### Records provided
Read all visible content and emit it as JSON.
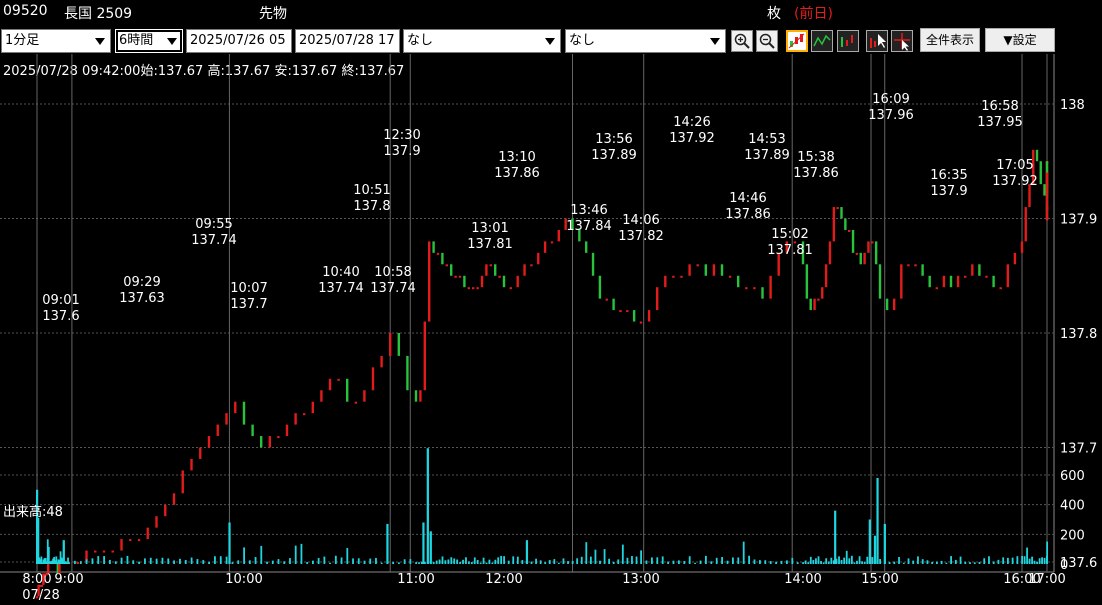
{
  "header": {
    "code": "09520",
    "name": "長国 2509",
    "category": "先物",
    "unit_label": "枚",
    "prev_label": "(前日)"
  },
  "toolbar": {
    "interval": "1分足",
    "period": "6時間",
    "date_from": "2025/07/26 05",
    "date_to": "2025/07/28 17",
    "indicator1": "なし",
    "indicator2": "なし",
    "zoom_in_icon": "zoom-in-icon",
    "zoom_out_icon": "zoom-out-icon",
    "full_view_label": "全件表示",
    "settings_label": "▼設定"
  },
  "info_line": "2025/07/28 09:42:00始:137.67 高:137.67 安:137.67 終:137.67",
  "volume_label": "出来高:48",
  "date_label": "07/28",
  "colors": {
    "up": "#e21b1b",
    "down": "#27c33c",
    "volume": "#1fd6e0",
    "grid": "#555555",
    "accent": "#e21b1b"
  },
  "chart_data": [
    {
      "type": "candlestick",
      "x_ticks": [
        "8:00",
        "9:00",
        "10:00",
        "11:00",
        "12:00",
        "13:00",
        "14:00",
        "15:00",
        "16:00",
        "17:00"
      ],
      "y_ticks": [
        137.6,
        137.7,
        137.8,
        137.9,
        138
      ],
      "ylim": [
        137.52,
        138.02
      ],
      "price_path": [
        [
          "8:00",
          137.57
        ],
        [
          "8:05",
          137.58
        ],
        [
          "8:15",
          137.59
        ],
        [
          "8:30",
          137.6
        ],
        [
          "9:01",
          137.6
        ],
        [
          "9:10",
          137.61
        ],
        [
          "9:20",
          137.62
        ],
        [
          "9:29",
          137.63
        ],
        [
          "9:40",
          137.68
        ],
        [
          "9:48",
          137.71
        ],
        [
          "9:55",
          137.74
        ],
        [
          "10:02",
          137.72
        ],
        [
          "10:07",
          137.7
        ],
        [
          "10:20",
          137.73
        ],
        [
          "10:30",
          137.76
        ],
        [
          "10:40",
          137.74
        ],
        [
          "10:45",
          137.77
        ],
        [
          "10:51",
          137.8
        ],
        [
          "10:55",
          137.77
        ],
        [
          "10:58",
          137.74
        ],
        [
          "11:00",
          137.73
        ],
        [
          "11:05",
          137.76
        ],
        [
          "11:08",
          137.9
        ],
        [
          "11:10",
          137.87
        ],
        [
          "11:30",
          137.85
        ],
        [
          "11:40",
          137.83
        ],
        [
          "11:50",
          137.86
        ],
        [
          "12:00",
          137.84
        ],
        [
          "12:30",
          137.9
        ],
        [
          "12:45",
          137.82
        ],
        [
          "13:01",
          137.81
        ],
        [
          "13:10",
          137.86
        ],
        [
          "13:30",
          137.85
        ],
        [
          "13:46",
          137.84
        ],
        [
          "13:56",
          137.89
        ],
        [
          "14:00",
          137.86
        ],
        [
          "14:06",
          137.82
        ],
        [
          "14:15",
          137.84
        ],
        [
          "14:26",
          137.92
        ],
        [
          "14:40",
          137.87
        ],
        [
          "14:46",
          137.86
        ],
        [
          "14:53",
          137.89
        ],
        [
          "15:02",
          137.81
        ],
        [
          "15:10",
          137.86
        ],
        [
          "15:25",
          137.84
        ],
        [
          "15:38",
          137.86
        ],
        [
          "15:50",
          137.84
        ],
        [
          "16:00",
          137.88
        ],
        [
          "16:09",
          137.96
        ],
        [
          "16:20",
          137.91
        ],
        [
          "16:35",
          137.9
        ],
        [
          "16:45",
          137.94
        ],
        [
          "16:58",
          137.95
        ],
        [
          "17:05",
          137.92
        ],
        [
          "17:15",
          137.94
        ]
      ],
      "annotations": [
        {
          "time": "09:01",
          "price": "137.6"
        },
        {
          "time": "09:29",
          "price": "137.63"
        },
        {
          "time": "09:55",
          "price": "137.74"
        },
        {
          "time": "10:07",
          "price": "137.7"
        },
        {
          "time": "10:40",
          "price": "137.74"
        },
        {
          "time": "10:51",
          "price": "137.8"
        },
        {
          "time": "10:58",
          "price": "137.74"
        },
        {
          "time": "12:30",
          "price": "137.9"
        },
        {
          "time": "13:01",
          "price": "137.81"
        },
        {
          "time": "13:10",
          "price": "137.86"
        },
        {
          "time": "13:46",
          "price": "137.84"
        },
        {
          "time": "13:56",
          "price": "137.89"
        },
        {
          "time": "14:06",
          "price": "137.82"
        },
        {
          "time": "14:26",
          "price": "137.92"
        },
        {
          "time": "14:46",
          "price": "137.86"
        },
        {
          "time": "14:53",
          "price": "137.89"
        },
        {
          "time": "15:02",
          "price": "137.81"
        },
        {
          "time": "15:38",
          "price": "137.86"
        },
        {
          "time": "16:09",
          "price": "137.96"
        },
        {
          "time": "16:35",
          "price": "137.9"
        },
        {
          "time": "16:58",
          "price": "137.95"
        },
        {
          "time": "17:05",
          "price": "137.92"
        }
      ]
    },
    {
      "type": "bar",
      "name": "出来高",
      "y_ticks": [
        0,
        200,
        400,
        600
      ],
      "ylim": [
        0,
        700
      ],
      "spikes": [
        [
          "8:00",
          500
        ],
        [
          "8:02",
          310
        ],
        [
          "8:50",
          160
        ],
        [
          "9:55",
          280
        ],
        [
          "10:50",
          270
        ],
        [
          "11:05",
          280
        ],
        [
          "11:08",
          780
        ],
        [
          "11:10",
          220
        ],
        [
          "12:10",
          160
        ],
        [
          "14:25",
          360
        ],
        [
          "14:52",
          300
        ],
        [
          "14:56",
          190
        ],
        [
          "14:58",
          580
        ],
        [
          "15:02",
          270
        ]
      ],
      "typical": 40,
      "grid": true
    }
  ]
}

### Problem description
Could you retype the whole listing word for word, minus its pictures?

### Written solution
Read all visible content and emit it as JSON.
{
  "header": {
    "code": "09520",
    "name": "長国 2509",
    "category": "先物",
    "unit_label": "枚",
    "prev_label": "(前日)"
  },
  "toolbar": {
    "interval": "1分足",
    "period": "6時間",
    "date_from": "2025/07/26 05",
    "date_to": "2025/07/28 17",
    "indicator1": "なし",
    "indicator2": "なし",
    "zoom_in_icon": "zoom-in-icon",
    "zoom_out_icon": "zoom-out-icon",
    "full_view_label": "全件表示",
    "settings_label": "▼設定"
  },
  "info_line": "2025/07/28 09:42:00始:137.67 高:137.67 安:137.67 終:137.67",
  "volume_label": "出来高:48",
  "date_label": "07/28",
  "colors": {
    "up": "#e21b1b",
    "down": "#27c33c",
    "volume": "#1fd6e0",
    "grid": "#555555",
    "accent": "#e21b1b"
  },
  "chart_data": [
    {
      "type": "candlestick",
      "x_ticks": [
        "8:00",
        "9:00",
        "10:00",
        "11:00",
        "12:00",
        "13:00",
        "14:00",
        "15:00",
        "16:00",
        "17:00"
      ],
      "y_ticks": [
        137.6,
        137.7,
        137.8,
        137.9,
        138
      ],
      "ylim": [
        137.52,
        138.02
      ],
      "price_path": [
        [
          "8:00",
          137.57
        ],
        [
          "8:05",
          137.58
        ],
        [
          "8:15",
          137.59
        ],
        [
          "8:30",
          137.6
        ],
        [
          "9:01",
          137.6
        ],
        [
          "9:10",
          137.61
        ],
        [
          "9:20",
          137.62
        ],
        [
          "9:29",
          137.63
        ],
        [
          "9:40",
          137.68
        ],
        [
          "9:48",
          137.71
        ],
        [
          "9:55",
          137.74
        ],
        [
          "10:02",
          137.72
        ],
        [
          "10:07",
          137.7
        ],
        [
          "10:20",
          137.73
        ],
        [
          "10:30",
          137.76
        ],
        [
          "10:40",
          137.74
        ],
        [
          "10:45",
          137.77
        ],
        [
          "10:51",
          137.8
        ],
        [
          "10:55",
          137.77
        ],
        [
          "10:58",
          137.74
        ],
        [
          "11:00",
          137.73
        ],
        [
          "11:05",
          137.76
        ],
        [
          "11:08",
          137.9
        ],
        [
          "11:10",
          137.87
        ],
        [
          "11:30",
          137.85
        ],
        [
          "11:40",
          137.83
        ],
        [
          "11:50",
          137.86
        ],
        [
          "12:00",
          137.84
        ],
        [
          "12:30",
          137.9
        ],
        [
          "12:45",
          137.82
        ],
        [
          "13:01",
          137.81
        ],
        [
          "13:10",
          137.86
        ],
        [
          "13:30",
          137.85
        ],
        [
          "13:46",
          137.84
        ],
        [
          "13:56",
          137.89
        ],
        [
          "14:00",
          137.86
        ],
        [
          "14:06",
          137.82
        ],
        [
          "14:15",
          137.84
        ],
        [
          "14:26",
          137.92
        ],
        [
          "14:40",
          137.87
        ],
        [
          "14:46",
          137.86
        ],
        [
          "14:53",
          137.89
        ],
        [
          "15:02",
          137.81
        ],
        [
          "15:10",
          137.86
        ],
        [
          "15:25",
          137.84
        ],
        [
          "15:38",
          137.86
        ],
        [
          "15:50",
          137.84
        ],
        [
          "16:00",
          137.88
        ],
        [
          "16:09",
          137.96
        ],
        [
          "16:20",
          137.91
        ],
        [
          "16:35",
          137.9
        ],
        [
          "16:45",
          137.94
        ],
        [
          "16:58",
          137.95
        ],
        [
          "17:05",
          137.92
        ],
        [
          "17:15",
          137.94
        ]
      ],
      "annotations": [
        {
          "time": "09:01",
          "price": "137.6"
        },
        {
          "time": "09:29",
          "price": "137.63"
        },
        {
          "time": "09:55",
          "price": "137.74"
        },
        {
          "time": "10:07",
          "price": "137.7"
        },
        {
          "time": "10:40",
          "price": "137.74"
        },
        {
          "time": "10:51",
          "price": "137.8"
        },
        {
          "time": "10:58",
          "price": "137.74"
        },
        {
          "time": "12:30",
          "price": "137.9"
        },
        {
          "time": "13:01",
          "price": "137.81"
        },
        {
          "time": "13:10",
          "price": "137.86"
        },
        {
          "time": "13:46",
          "price": "137.84"
        },
        {
          "time": "13:56",
          "price": "137.89"
        },
        {
          "time": "14:06",
          "price": "137.82"
        },
        {
          "time": "14:26",
          "price": "137.92"
        },
        {
          "time": "14:46",
          "price": "137.86"
        },
        {
          "time": "14:53",
          "price": "137.89"
        },
        {
          "time": "15:02",
          "price": "137.81"
        },
        {
          "time": "15:38",
          "price": "137.86"
        },
        {
          "time": "16:09",
          "price": "137.96"
        },
        {
          "time": "16:35",
          "price": "137.9"
        },
        {
          "time": "16:58",
          "price": "137.95"
        },
        {
          "time": "17:05",
          "price": "137.92"
        }
      ]
    },
    {
      "type": "bar",
      "name": "出来高",
      "y_ticks": [
        0,
        200,
        400,
        600
      ],
      "ylim": [
        0,
        700
      ],
      "spikes": [
        [
          "8:00",
          500
        ],
        [
          "8:02",
          310
        ],
        [
          "8:50",
          160
        ],
        [
          "9:55",
          280
        ],
        [
          "10:50",
          270
        ],
        [
          "11:05",
          280
        ],
        [
          "11:08",
          780
        ],
        [
          "11:10",
          220
        ],
        [
          "12:10",
          160
        ],
        [
          "14:25",
          360
        ],
        [
          "14:52",
          300
        ],
        [
          "14:56",
          190
        ],
        [
          "14:58",
          580
        ],
        [
          "15:02",
          270
        ]
      ],
      "typical": 40,
      "grid": true
    }
  ]
}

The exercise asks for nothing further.